Wow. I really didn't expect this kind of response. I see that my original Flash rant is up to 29 comments. I'm a little scared to read the ones I haven't read when I finally get back from vacation. I really seem to have pissed off a lot of people. That honestly was never my intention.
To some extent, I regret the "Flash Sucks" part of the discussion. Not because it's necessarily untrue, though: It's my honest opinion of Flash on Mac OS X - it's leaky, crash-prone and, well... sucks. But, I regret it because that statement has detracted from the real discussion that's been going on underneath it all. It seems to me that many Flash proponents are trying to write me off as "just another run-of-the-mill Flash Hater" predicting the demise of Flash "yet again". The same old story, nothing to see here. Move along, move along.
But I'm not a run-of-the-mill Flash hater, and I'm not predicting Flash's demise because I hate it. I'm not even predicting Flash's total demise, just the demise of Flash cum general purpose web-development tool. And my predictions are the result of a fairly thorough knowledge of the history of web development and a reasonably educated guess about where things are likely going next.
And you know what? Flash is the completely wrong approach for a general-purpose web development tool. Flash's current approach is anathema to what has become fairly widely recognized as good web development practices. The fact that Flash is fun or easy, or that the tools are great doesn't change that it is fundamentally flawed approach to doing web development.
And, believe it or not, I'm going on about this for the opposite motivation from hate. I'm dwelling on this because I don't want the many excellent Flash and Flex developers I've met to get screwed if the walls do come crumbling down.

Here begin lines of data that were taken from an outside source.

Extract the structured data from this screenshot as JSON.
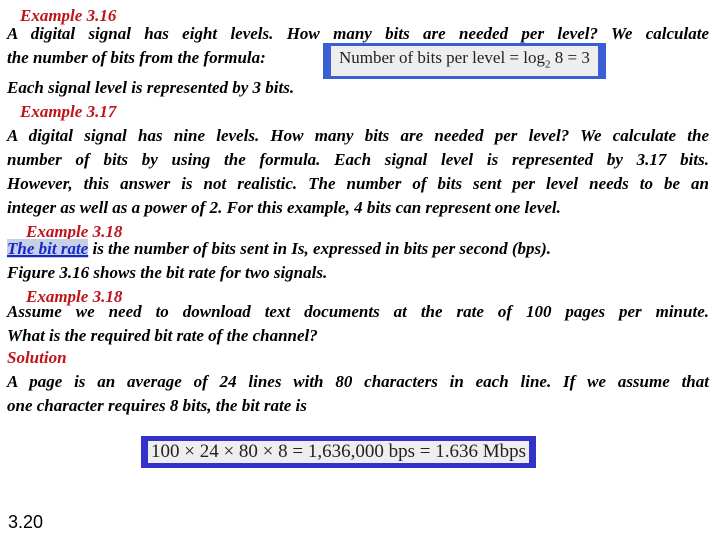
{
  "ex316": {
    "heading": "Example 3.16",
    "line1": "A digital signal has eight levels. How many bits are needed per level? We calculate",
    "line2": "the number of bits from the formula:",
    "formula_prefix": "Number of bits per level = log",
    "formula_sub": "2",
    "formula_suffix": " 8 = 3",
    "conclusion": "Each signal level is represented by 3 bits."
  },
  "ex317": {
    "heading": "Example 3.17",
    "lines": [
      "A digital signal has nine levels. How many bits are needed per level? We calculate the",
      "number of bits by using the formula. Each signal level is represented by 3.17 bits.",
      "However, this answer is not realistic. The number of bits sent per level needs to be an",
      "integer as well as a power of 2. For this example, 4 bits can represent one level."
    ]
  },
  "bitrate_def": {
    "heading": "Example 3.18",
    "link_text": "The bit rate",
    "rest": " is the number of bits sent in Is, expressed in bits per second (bps).",
    "figure_line": "Figure 3.16 shows the bit rate for two signals."
  },
  "ex318": {
    "heading": "Example 3.18",
    "line1": "Assume we need to download text documents at the rate of 100 pages per minute.",
    "line2": "What is the required bit rate of the channel?",
    "solution_label": "Solution",
    "sol_line1": "A page is an average of 24 lines with 80 characters in each line. If we assume that",
    "sol_line2": "one character requires 8 bits, the bit rate is",
    "formula": "100 × 24 × 80 × 8 = 1,636,000 bps = 1.636 Mbps"
  },
  "page_number": "3.20",
  "colors": {
    "heading": "#c0141a",
    "formula_border": "#3a5fd4",
    "formula_border_2": "#3333cc",
    "link": "#1428c8"
  }
}
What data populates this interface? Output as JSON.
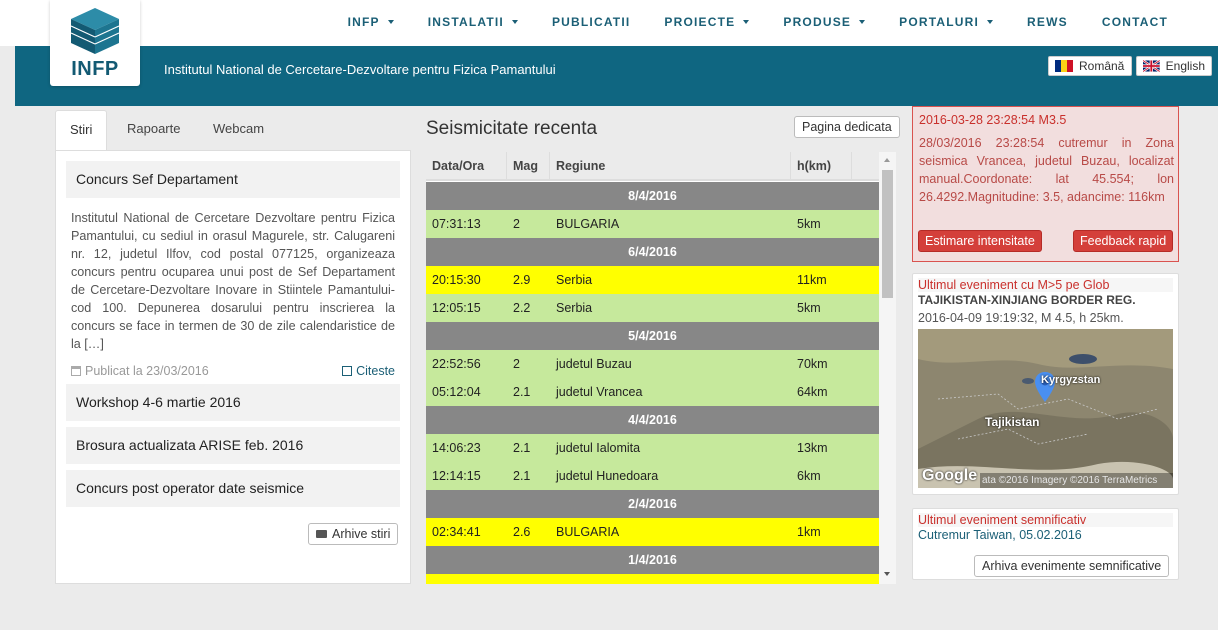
{
  "nav": [
    {
      "label": "INFP",
      "dropdown": true
    },
    {
      "label": "INSTALATII",
      "dropdown": true
    },
    {
      "label": "PUBLICATII",
      "dropdown": false
    },
    {
      "label": "PROIECTE",
      "dropdown": true
    },
    {
      "label": "PRODUSE",
      "dropdown": true
    },
    {
      "label": "PORTALURI",
      "dropdown": true
    },
    {
      "label": "REWS",
      "dropdown": false
    },
    {
      "label": "CONTACT",
      "dropdown": false
    }
  ],
  "header": {
    "logo_text": "INFP",
    "title": "Institutul National de Cercetare-Dezvoltare pentru Fizica Pamantului",
    "lang_ro": "Română",
    "lang_en": "English"
  },
  "tabs": [
    "Stiri",
    "Rapoarte",
    "Webcam"
  ],
  "news": {
    "featured_title": "Concurs Sef Departament",
    "featured_text": "Institutul National de Cercetare Dezvoltare pentru Fizica Pamantului, cu sediul in orasul Magurele, str. Calugareni nr. 12, judetul Ilfov, cod postal 077125, organizeaza concurs pentru ocuparea unui post de Sef Departament de Cercetare-Dezvoltare Inovare in Stiintele Pamantului-cod 100. Depunerea dosarului pentru inscrierea la concurs se face in termen de 30 de zile calendaristice de la […]",
    "date": "Publicat la 23/03/2016",
    "read_label": "Citeste",
    "items": [
      "Workshop 4-6 martie 2016",
      "Brosura actualizata ARISE feb. 2016",
      "Concurs post operator date seismice"
    ],
    "archive_label": "Arhive stiri"
  },
  "seismic": {
    "title": "Seismicitate recenta",
    "dedicated_label": "Pagina dedicata",
    "columns": [
      "Data/Ora",
      "Mag",
      "Regiune",
      "h(km)"
    ],
    "rows": [
      {
        "type": "date",
        "label": "8/4/2016"
      },
      {
        "type": "event",
        "time": "07:31:13",
        "mag": "2",
        "region": "BULGARIA",
        "depth": "5km",
        "color": "green"
      },
      {
        "type": "date",
        "label": "6/4/2016"
      },
      {
        "type": "event",
        "time": "20:15:30",
        "mag": "2.9",
        "region": "Serbia",
        "depth": "11km",
        "color": "yellow"
      },
      {
        "type": "event",
        "time": "12:05:15",
        "mag": "2.2",
        "region": "Serbia",
        "depth": "5km",
        "color": "green"
      },
      {
        "type": "date",
        "label": "5/4/2016"
      },
      {
        "type": "event",
        "time": "22:52:56",
        "mag": "2",
        "region": "judetul Buzau",
        "depth": "70km",
        "color": "green"
      },
      {
        "type": "event",
        "time": "05:12:04",
        "mag": "2.1",
        "region": "judetul Vrancea",
        "depth": "64km",
        "color": "green"
      },
      {
        "type": "date",
        "label": "4/4/2016"
      },
      {
        "type": "event",
        "time": "14:06:23",
        "mag": "2.1",
        "region": "judetul Ialomita",
        "depth": "13km",
        "color": "green"
      },
      {
        "type": "event",
        "time": "12:14:15",
        "mag": "2.1",
        "region": "judetul Hunedoara",
        "depth": "6km",
        "color": "green"
      },
      {
        "type": "date",
        "label": "2/4/2016"
      },
      {
        "type": "event",
        "time": "02:34:41",
        "mag": "2.6",
        "region": "BULGARIA",
        "depth": "1km",
        "color": "yellow"
      },
      {
        "type": "date",
        "label": "1/4/2016"
      },
      {
        "type": "event",
        "time": "",
        "mag": "",
        "region": "",
        "depth": "",
        "color": "yellow"
      }
    ]
  },
  "alert": {
    "head": "2016-03-28 23:28:54 M3.5",
    "text": "28/03/2016 23:28:54 cutremur in Zona seismica Vrancea, judetul Buzau, localizat manual.Coordonate: lat 45.554; lon 26.4292.Magnitudine: 3.5, adancime: 116km",
    "btn_intensity": "Estimare intensitate",
    "btn_feedback": "Feedback rapid"
  },
  "global_event": {
    "head": "Ultimul eveniment cu M>5 pe Glob",
    "region": "TAJIKISTAN-XINJIANG BORDER REG.",
    "details": "2016-04-09 19:19:32, M 4.5, h 25km.",
    "map_label_country": "Tajikistan",
    "map_label_kyrgyz": "Kyrgyzstan",
    "map_logo": "Google",
    "map_attribution": "ata ©2016 Imagery ©2016 TerraMetrics"
  },
  "significant": {
    "head": "Ultimul eveniment semnificativ",
    "text": "Cutremur Taiwan, 05.02.2016",
    "archive_label": "Arhiva evenimente semnificative"
  },
  "colors": {
    "banner": "#0f6681",
    "nav_text": "#1b5f76",
    "row_green": "#c6e99c",
    "row_yellow": "#ffff00",
    "date_row": "#878787",
    "alert_red": "#d43f3a"
  }
}
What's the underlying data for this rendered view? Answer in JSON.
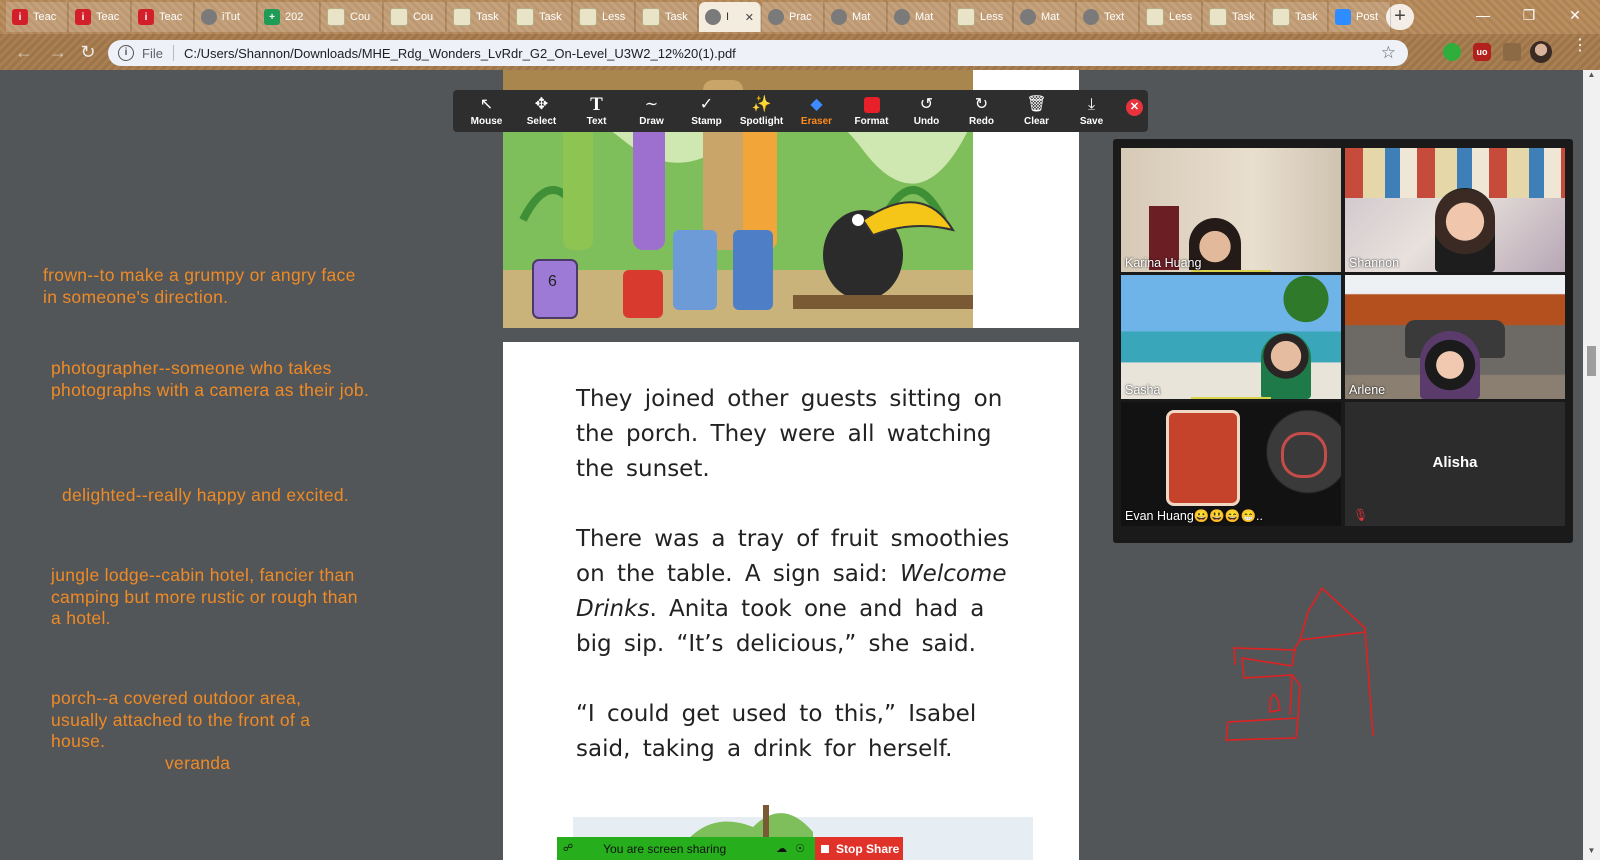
{
  "browser": {
    "tabs": [
      {
        "label": "Teac",
        "icon": "i-logo-icon",
        "color": "#d21f2a"
      },
      {
        "label": "Teac",
        "icon": "i-logo-icon",
        "color": "#d21f2a"
      },
      {
        "label": "Teac",
        "icon": "i-logo-icon",
        "color": "#d21f2a"
      },
      {
        "label": "iTut",
        "icon": "globe-icon",
        "color": "#7a7a7a"
      },
      {
        "label": "202",
        "icon": "sheets-plus-icon",
        "color": "#1e9c55"
      },
      {
        "label": "Cou",
        "icon": "doc-person-icon",
        "color": "#e9e4c8"
      },
      {
        "label": "Cou",
        "icon": "doc-person-icon",
        "color": "#e9e4c8"
      },
      {
        "label": "Task",
        "icon": "doc-person-icon",
        "color": "#e9e4c8"
      },
      {
        "label": "Task",
        "icon": "doc-person-icon",
        "color": "#e9e4c8"
      },
      {
        "label": "Less",
        "icon": "doc-person-icon",
        "color": "#e9e4c8"
      },
      {
        "label": "Task",
        "icon": "doc-person-icon",
        "color": "#e9e4c8"
      },
      {
        "label": "I",
        "icon": "globe-icon",
        "color": "#7a7a7a",
        "active": true
      },
      {
        "label": "Prac",
        "icon": "globe-icon",
        "color": "#7a7a7a"
      },
      {
        "label": "Mat",
        "icon": "globe-icon",
        "color": "#7a7a7a"
      },
      {
        "label": "Mat",
        "icon": "globe-icon",
        "color": "#7a7a7a"
      },
      {
        "label": "Less",
        "icon": "doc-person-icon",
        "color": "#e9e4c8"
      },
      {
        "label": "Mat",
        "icon": "globe-icon",
        "color": "#7a7a7a"
      },
      {
        "label": "Text",
        "icon": "globe-icon",
        "color": "#7a7a7a"
      },
      {
        "label": "Less",
        "icon": "doc-person-icon",
        "color": "#e9e4c8"
      },
      {
        "label": "Task",
        "icon": "doc-person-icon",
        "color": "#e9e4c8"
      },
      {
        "label": "Task",
        "icon": "doc-person-icon",
        "color": "#e9e4c8"
      },
      {
        "label": "Post",
        "icon": "zoom-icon",
        "color": "#2d8cff"
      }
    ],
    "address": {
      "scheme_label": "File",
      "url": "C:/Users/Shannon/Downloads/MHE_Rdg_Wonders_LvRdr_G2_On-Level_U3W2_12%20(1).pdf"
    }
  },
  "pdf": {
    "picture_number": "6",
    "paragraphs": [
      {
        "before": "They joined other guests sitting on the porch. They were all watching the sunset.",
        "em": "",
        "after": ""
      },
      {
        "before": "There was a tray of fruit smoothies on the table. A sign said: ",
        "em": "Welcome Drinks",
        "after": ". Anita took one and had a big sip. “It’s delicious,” she said."
      },
      {
        "before": "“I could get used to this,” Isabel said, taking a drink for herself.",
        "em": "",
        "after": ""
      }
    ]
  },
  "notes": [
    "frown--to make a grumpy or angry face in someone's direction.",
    "photographer--someone who takes photographs with a camera as their job.",
    "delighted--really happy and excited.",
    "jungle lodge--cabin hotel, fancier than camping but more rustic or rough than a hotel.",
    "porch--a covered outdoor area, usually attached to the front of a house.",
    "veranda"
  ],
  "annotate_toolbar": {
    "tools": [
      {
        "label": "Mouse",
        "icon": "mouse-pointer-icon"
      },
      {
        "label": "Select",
        "icon": "move-arrows-icon"
      },
      {
        "label": "Text",
        "icon": "text-T-icon"
      },
      {
        "label": "Draw",
        "icon": "draw-wave-icon"
      },
      {
        "label": "Stamp",
        "icon": "stamp-check-icon"
      },
      {
        "label": "Spotlight",
        "icon": "spotlight-wand-icon"
      },
      {
        "label": "Eraser",
        "icon": "eraser-icon",
        "active": true
      },
      {
        "label": "Format",
        "icon": "format-red-square-icon"
      },
      {
        "label": "Undo",
        "icon": "undo-icon"
      },
      {
        "label": "Redo",
        "icon": "redo-icon"
      },
      {
        "label": "Clear",
        "icon": "trash-icon"
      },
      {
        "label": "Save",
        "icon": "save-download-icon"
      }
    ],
    "accent": "#ff8a1c"
  },
  "participants": [
    {
      "name": "Karina Huang",
      "speaking": true
    },
    {
      "name": "Shannon"
    },
    {
      "name": "Sasha",
      "speaking": true
    },
    {
      "name": "Arlene"
    },
    {
      "name": "Evan Huang😀😃😄😁.."
    },
    {
      "name": "Alisha",
      "muted": true
    }
  ],
  "share_bar": {
    "status": "You are screen sharing",
    "stop_label": "Stop Share"
  }
}
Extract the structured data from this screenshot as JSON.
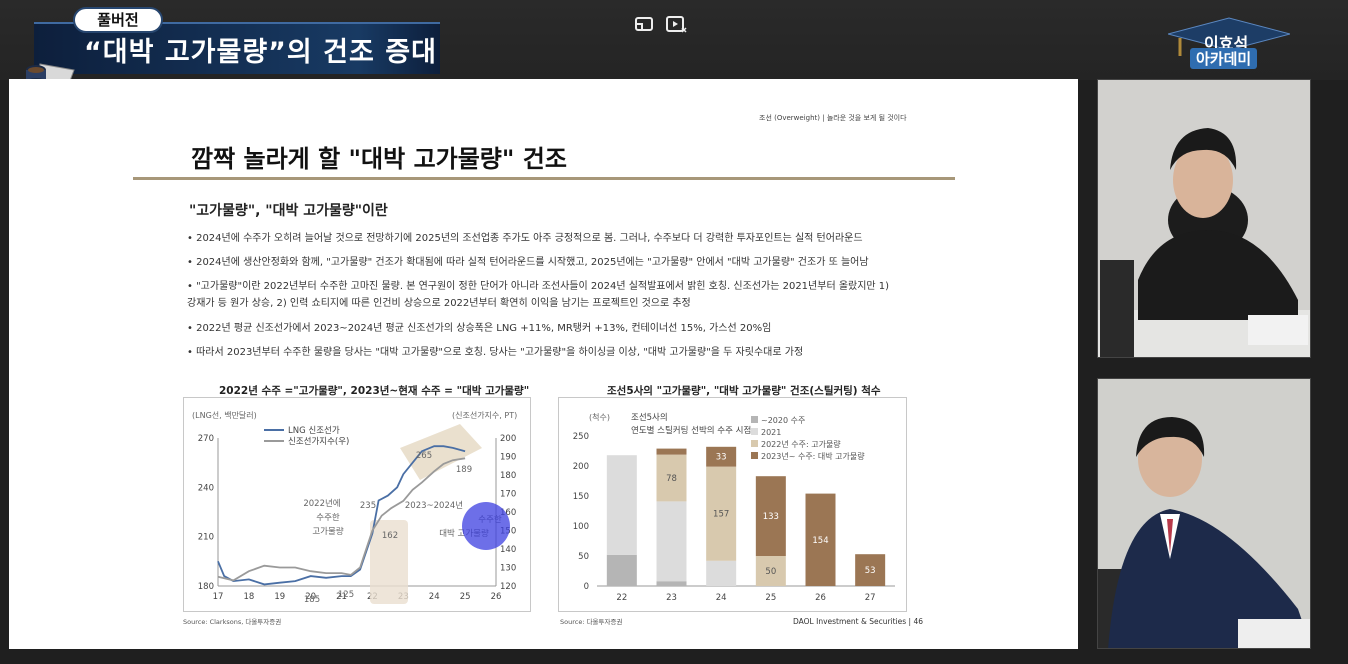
{
  "overlay": {
    "badge": "풀버전",
    "title": "“대박 고가물량”의 건조 증대",
    "academy_line1": "이효석",
    "academy_line2": "아카데미"
  },
  "slide": {
    "header_right": "조선 (Overweight)  |  놀라운 것을 보게 될 것이다",
    "title": "깜짝 놀라게 할 \"대박 고가물량\" 건조",
    "subhead": "\"고가물량\", \"대박 고가물량\"이란",
    "bullets": [
      "• 2024년에 수주가 오히려 늘어날 것으로 전망하기에 2025년의 조선업종 주가도 아주 긍정적으로 봄. 그러나, 수주보다 더 강력한 투자포인트는 실적 턴어라운드",
      "• 2024년에 생산안정화와 함께, \"고가물량\" 건조가 확대됨에 따라 실적 턴어라운드를 시작했고, 2025년에는 \"고가물량\" 안에서 \"대박 고가물량\" 건조가 또 늘어남",
      "• \"고가물량\"이란 2022년부터 수주한 고마진 물량. 본 연구원이 정한 단어가 아니라 조선사들이 2024년 실적발표에서 밝힌 호칭. 신조선가는 2021년부터 올랐지만 1)",
      "   강재가 등 원가 상승, 2) 인력 쇼티지에 따른 인건비 상승으로 2022년부터 확연히 이익을 남기는 프로젝트인 것으로 추정",
      "• 2022년 평균 신조선가에서 2023~2024년 평균 신조선가의 상승폭은 LNG +11%, MR탱커 +13%, 컨테이너선 15%, 가스선 20%임",
      "• 따라서 2023년부터 수주한 물량을 당사는 \"대박 고가물량\"으로 호칭. 당사는 \"고가물량\"을 하이싱글 이상, \"대박 고가물량\"을 두 자릿수대로 가정"
    ],
    "footer": "DAOL Investment & Securities  |  46"
  },
  "chart_data": [
    {
      "type": "line",
      "title": "2022년 수주 =\"고가물량\", 2023년~현재 수주 = \"대박 고가물량\"",
      "ylabel_left": "(LNG선, 백만달러)",
      "ylabel_right": "(신조선가지수, PT)",
      "x_ticks": [
        "17",
        "18",
        "19",
        "20",
        "21",
        "22",
        "23",
        "24",
        "25",
        "26"
      ],
      "y_left_ticks": [
        "270",
        "240",
        "210",
        "180"
      ],
      "y_right_ticks": [
        "200",
        "190",
        "180",
        "170",
        "160",
        "150",
        "140",
        "130",
        "120"
      ],
      "ylim_left": [
        180,
        270
      ],
      "ylim_right": [
        120,
        200
      ],
      "series": [
        {
          "name": "LNG 신조선가",
          "axis": "left",
          "color": "#4a6fa5",
          "x": [
            17.0,
            17.2,
            17.5,
            18.0,
            18.5,
            19.0,
            19.5,
            20.0,
            20.5,
            21.0,
            21.3,
            21.6,
            22.0,
            22.2,
            22.5,
            22.8,
            23.0,
            23.3,
            23.6,
            24.0,
            24.3,
            24.6,
            25.0
          ],
          "y": [
            195,
            186,
            183,
            184,
            181,
            182,
            183,
            186,
            185,
            186,
            186,
            190,
            212,
            232,
            235,
            240,
            248,
            255,
            262,
            265,
            265,
            264,
            262
          ]
        },
        {
          "name": "신조선가지수(우)",
          "axis": "right",
          "color": "#9a9a9a",
          "x": [
            17.0,
            17.5,
            18.0,
            18.5,
            19.0,
            19.5,
            20.0,
            20.5,
            21.0,
            21.3,
            21.6,
            22.0,
            22.3,
            22.6,
            23.0,
            23.3,
            23.6,
            24.0,
            24.3,
            24.6,
            25.0
          ],
          "y": [
            125,
            123,
            128,
            131,
            130,
            130,
            128,
            127,
            127,
            126,
            130,
            150,
            158,
            162,
            166,
            172,
            176,
            182,
            186,
            188,
            189
          ]
        }
      ],
      "annotations": [
        "265",
        "189",
        "235",
        "162",
        "185",
        "125",
        "2022년에",
        "수주한",
        "고가물량",
        "2023~2024년",
        "수주한",
        "대박 고가물량"
      ],
      "source": "Source: Clarksons, 다올투자증권"
    },
    {
      "type": "bar",
      "stacked": true,
      "title": "조선5사의 \"고가물량\", \"대박 고가물량\" 건조(스틸커팅) 척수",
      "ylabel": "(척수)",
      "inner_title": [
        "조선5사의",
        "연도별 스틸커팅 선박의 수주 시점"
      ],
      "categories": [
        "22",
        "23",
        "24",
        "25",
        "26",
        "27"
      ],
      "y_ticks": [
        "250",
        "200",
        "150",
        "100",
        "50",
        "0"
      ],
      "ylim": [
        0,
        250
      ],
      "series": [
        {
          "name": "~2020 수주",
          "color": "#b5b5b5",
          "values": [
            52,
            8,
            0,
            0,
            0,
            0
          ]
        },
        {
          "name": "2021",
          "color": "#dcdcdc",
          "values": [
            166,
            133,
            42,
            0,
            0,
            0
          ]
        },
        {
          "name": "2022년 수주: 고가물량",
          "color": "#d8c9ae",
          "values": [
            0,
            78,
            157,
            50,
            0,
            0
          ]
        },
        {
          "name": "2023년~ 수주: 대박 고가물량",
          "color": "#9b7654",
          "values": [
            0,
            10,
            33,
            133,
            154,
            53
          ]
        }
      ],
      "data_labels": [
        "78",
        "33",
        "157",
        "133",
        "50",
        "154",
        "53"
      ],
      "source": "Source: 다올투자증권"
    }
  ]
}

I can tell you stories about programmers I've known who spent a career working in PL360 or COBOL, only to find themselves without a job and with a skillset that was completely obsolete and not marketable. Take a look at this list and tell me how many languages you recognize. Languages go obsolete all the time. Some of the ones that have gone obsolete were bigger stars in their day than Flash is now.
Right now, we have fifteen years of web development evolution to look back upon. It's now a fairly mature space, and we are at a point where we have a pretty good idea of what things have worked and are sustainable and scaleable. We also have a pretty good idea of what things have not worked. And though you might disagree with me, when I look at the web technologies that have survived, the Flash plug-in is an anomaly. If the web is headed where it looks like it's headed, it's hard for me to see how Flash can continue to remain as relevant as it has up until now. That's not hate, that's just reality.
There might be a silver lining here, but I don't see it. Adobe's done too little too late when it comes to opening up Flash, and has done too little too late in the mobile realm period. Adobe can send out press releases about "billions of Flash-enabled mobile devices" till the cows come home, but it's simply not reality. It's just marketing types playing with semantics. Companies only mince words when they have something to hide. To a consumer, a Flash-enabled mobile device is one that can access most any Flash content that's anywhere on the web just as if they were at home on their computer. There aren't billions of devices that can do that. There aren't any devices that can do that yet.
And think of this. If Flash somehow maintains or increases its prevalence as a web development tool going forward, I'll have been wrong in a couple of blog postings on the Internet. If I'm right, an awful lot of people are going to be finding their skills less and less relevant and less and less marketable.
I've been wrong before. I can live with being wrong. But what if it turns out I am right? What if it turns out that after 26 years of being online1 and keeping abreast of the technology involved in online communications I actually know something about it? What if these rants aren't the result of hatred but are rather just an honest assessment of Flash's current place in a complex and ever-changing technology landscape? If you're a Flash developer, especially if Flash development is your only marketable software development skill, well… just make sure you can live with me being right. I'll continue to be able to put food on the table if I'm wrong about this. Please make sure you can say the same thing.
Just as an aside: I left my last full-time gig (at PeopleSoft) in 2002. I'm not sure if you remember, but 2002 was a pretty crappy economy. Not as bad as today overall, but it was a pretty rough time for programmers and software consultants because the dot com boom and subsequent bust had created a glut of tech workers. I started my first project as an independent consultant only four days after walking out the doors at PeopleSoft (two of which were a weekend). After that project (knock on wood) I've found steady work with very little unplanned downtime. The work hasn't always been in my preferred language or using my preferred tools, but I've always found work quickly because my most marketable skill is that I have a varied toolbox, an understanding of what tools exist outside of my toolbox, and a willingness to expand my toolbox if that's what I need to do to get a job done right. Languages and environments come and go. Don't tie your fortunes too tightly to something that can become obsolete unless you want to risk becoming obsolete yourself.
1 - I got my first modem in 1983, a hand-me-down acoustically coupled modem from a friend's dad who was a college professor. It was replaced less than a year later with a Hayes-compatible 1200 baud model. I had my first internet e-mail address in 1986 (a fidonet address through a BBS I called using PCPursuit), and I got first true Internet account in 1988 (a Unix shell account through my university that I accessed using Kemit). I had my first PPP internet account in 1992: a metered account through a company called holonet.